You’re Next is as much a slasher as a home invasion movie, because the audience is encouraged to think about why this is all happening and who could be behind it. Writer Simon Barrett gives us plenty of possible clues to go on; the father works for a defence contractor, the assailants wear animal masks and hunt the family, the neighbours are also targeted by the gang. We are also given a number of red herrings and a healthy dose of misdirection. This is a film with a twist (I guessed two thirds of it before the reveal) but the motive is less than obvious so the reveal/s is/are successful in terms of keeping the majority or people guessing, and yet still standing up to scrutiny. I have already seen You’re Next twice (once with Murry, and the second time with Murry, Moleman, Bennett and Cordelia) and I am please to say that the film entirely stands up to a second viewing. Every jigsaw piece fits perfectly in place in a fashion that even The Sixth Sense would be proud of, but with no need for a cheesy flashback.
If I have a couple of small gripes about the film (and I mean small, because this is a film well worth viewing) they would only really be with the start and the end. Although there are no overt spoilers written here, if you want to protect your self from the smallest chance of guessing at the ending you may want to skip down to the last paragraph dear reader! My first issue would be that during the opening a female character walks around topless in a room with a glass wall. While the nudity is done reasonably tastefully, and while many women may well choose to walk around topless in their own homes, it seems unlikely that they would do so if they had a glass wall in their house.
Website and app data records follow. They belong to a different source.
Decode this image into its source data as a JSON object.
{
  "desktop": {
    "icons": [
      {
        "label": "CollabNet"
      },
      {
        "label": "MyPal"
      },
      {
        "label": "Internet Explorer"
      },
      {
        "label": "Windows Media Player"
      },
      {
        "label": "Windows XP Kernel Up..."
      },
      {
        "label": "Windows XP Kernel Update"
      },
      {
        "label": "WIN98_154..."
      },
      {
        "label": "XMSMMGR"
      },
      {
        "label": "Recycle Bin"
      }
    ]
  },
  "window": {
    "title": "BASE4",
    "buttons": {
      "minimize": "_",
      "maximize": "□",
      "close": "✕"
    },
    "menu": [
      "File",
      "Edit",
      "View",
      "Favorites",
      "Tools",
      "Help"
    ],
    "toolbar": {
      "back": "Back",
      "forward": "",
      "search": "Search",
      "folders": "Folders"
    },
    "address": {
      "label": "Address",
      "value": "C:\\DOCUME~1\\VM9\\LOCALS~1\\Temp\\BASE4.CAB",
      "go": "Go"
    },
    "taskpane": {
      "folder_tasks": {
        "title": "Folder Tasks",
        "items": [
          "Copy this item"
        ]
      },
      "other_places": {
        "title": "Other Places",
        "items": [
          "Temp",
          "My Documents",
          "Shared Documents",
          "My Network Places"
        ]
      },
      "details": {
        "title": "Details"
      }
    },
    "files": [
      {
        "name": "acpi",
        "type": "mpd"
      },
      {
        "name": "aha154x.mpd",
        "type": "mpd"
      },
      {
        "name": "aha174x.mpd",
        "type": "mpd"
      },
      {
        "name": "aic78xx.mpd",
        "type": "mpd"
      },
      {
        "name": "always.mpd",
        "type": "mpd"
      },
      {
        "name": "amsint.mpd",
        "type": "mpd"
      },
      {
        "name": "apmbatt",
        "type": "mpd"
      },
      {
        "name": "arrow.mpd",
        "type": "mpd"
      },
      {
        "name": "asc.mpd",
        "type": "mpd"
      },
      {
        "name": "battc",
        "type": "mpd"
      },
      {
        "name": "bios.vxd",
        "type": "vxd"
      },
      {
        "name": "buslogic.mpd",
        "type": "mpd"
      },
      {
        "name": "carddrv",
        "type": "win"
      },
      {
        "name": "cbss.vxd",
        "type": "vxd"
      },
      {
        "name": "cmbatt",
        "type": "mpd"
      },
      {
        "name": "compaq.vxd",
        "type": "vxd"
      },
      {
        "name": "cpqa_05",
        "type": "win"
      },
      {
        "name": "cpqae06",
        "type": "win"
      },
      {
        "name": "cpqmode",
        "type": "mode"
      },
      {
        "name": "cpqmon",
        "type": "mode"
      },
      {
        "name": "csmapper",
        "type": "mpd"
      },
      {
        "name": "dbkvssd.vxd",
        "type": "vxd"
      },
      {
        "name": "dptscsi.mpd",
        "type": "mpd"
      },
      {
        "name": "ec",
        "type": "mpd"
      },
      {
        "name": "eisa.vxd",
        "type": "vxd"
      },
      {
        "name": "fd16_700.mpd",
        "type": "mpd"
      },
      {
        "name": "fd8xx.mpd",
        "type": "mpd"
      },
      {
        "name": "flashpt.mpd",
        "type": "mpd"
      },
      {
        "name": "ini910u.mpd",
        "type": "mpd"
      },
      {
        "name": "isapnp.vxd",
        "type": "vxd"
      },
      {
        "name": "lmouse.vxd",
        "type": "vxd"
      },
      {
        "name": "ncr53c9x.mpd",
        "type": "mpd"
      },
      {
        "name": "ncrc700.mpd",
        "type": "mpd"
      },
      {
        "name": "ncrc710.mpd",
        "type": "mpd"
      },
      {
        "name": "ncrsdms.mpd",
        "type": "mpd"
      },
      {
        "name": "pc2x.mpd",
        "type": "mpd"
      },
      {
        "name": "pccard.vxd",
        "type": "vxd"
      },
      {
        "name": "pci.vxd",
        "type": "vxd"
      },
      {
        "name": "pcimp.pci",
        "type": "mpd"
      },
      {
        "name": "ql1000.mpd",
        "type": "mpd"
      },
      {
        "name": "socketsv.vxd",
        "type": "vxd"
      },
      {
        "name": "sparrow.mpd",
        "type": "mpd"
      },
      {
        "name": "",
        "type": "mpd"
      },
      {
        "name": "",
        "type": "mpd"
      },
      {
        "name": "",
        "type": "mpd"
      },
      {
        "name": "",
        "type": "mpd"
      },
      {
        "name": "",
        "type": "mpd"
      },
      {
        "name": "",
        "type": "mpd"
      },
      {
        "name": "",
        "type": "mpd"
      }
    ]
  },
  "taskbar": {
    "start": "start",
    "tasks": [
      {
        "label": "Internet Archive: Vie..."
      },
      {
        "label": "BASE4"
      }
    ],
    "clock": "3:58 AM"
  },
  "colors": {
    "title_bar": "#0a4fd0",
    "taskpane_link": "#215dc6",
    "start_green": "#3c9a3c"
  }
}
Secondly, and this is slightly more major, the ending of the film I found a little disappointing. The build up to the ending was immense, Erin is an impressively strong female character who knows what it takes to survive and knows how to lead people. I had a few ideas on where I wanted the plot to go, sadly we didn’t quite get there. I got the feeling that the film-makers lost their nerve at the last moment. While this did not effect the film/plot overall, nor the enjoyment of the audience who all left the screen in a state of excitement, my feeling was that the ending served to undermine Erin’s strength of character at the last moment. Up until then You’re Next had given us a breathtakingly impressive modern take on the final girl not seen since the Sidney Prescott years.
Also Hitchcock’s famous ticking time bomb theory is put to good use here with an axe rigged to a door, people were genuinely panicking about this in the cinema, but when the axe falls it is on (in my view) the wrong person so it ends up feeling kind of gimmicky. Although I will say that the panic felt by the audience is in no doubt a testament to the touching ‘romance’ depicted between Erin and Crispian which we all desperately clung on too in between blood spatters.
But don’t let any of that phase you, You’re Next is about a thousand times better than anything else on offer recently and everything that goes on in between is pure heaven, or pure hell depending on how you want to look at it. The film as a piece feels vital and full of camaraderie and dynamism. This is probably down to the unusual number film-makers taking on acting roles, and previous collaborators banding together to take things up a level. After forcing everyone I know to watch it all I have heard are good things and I have every intention of watching it again.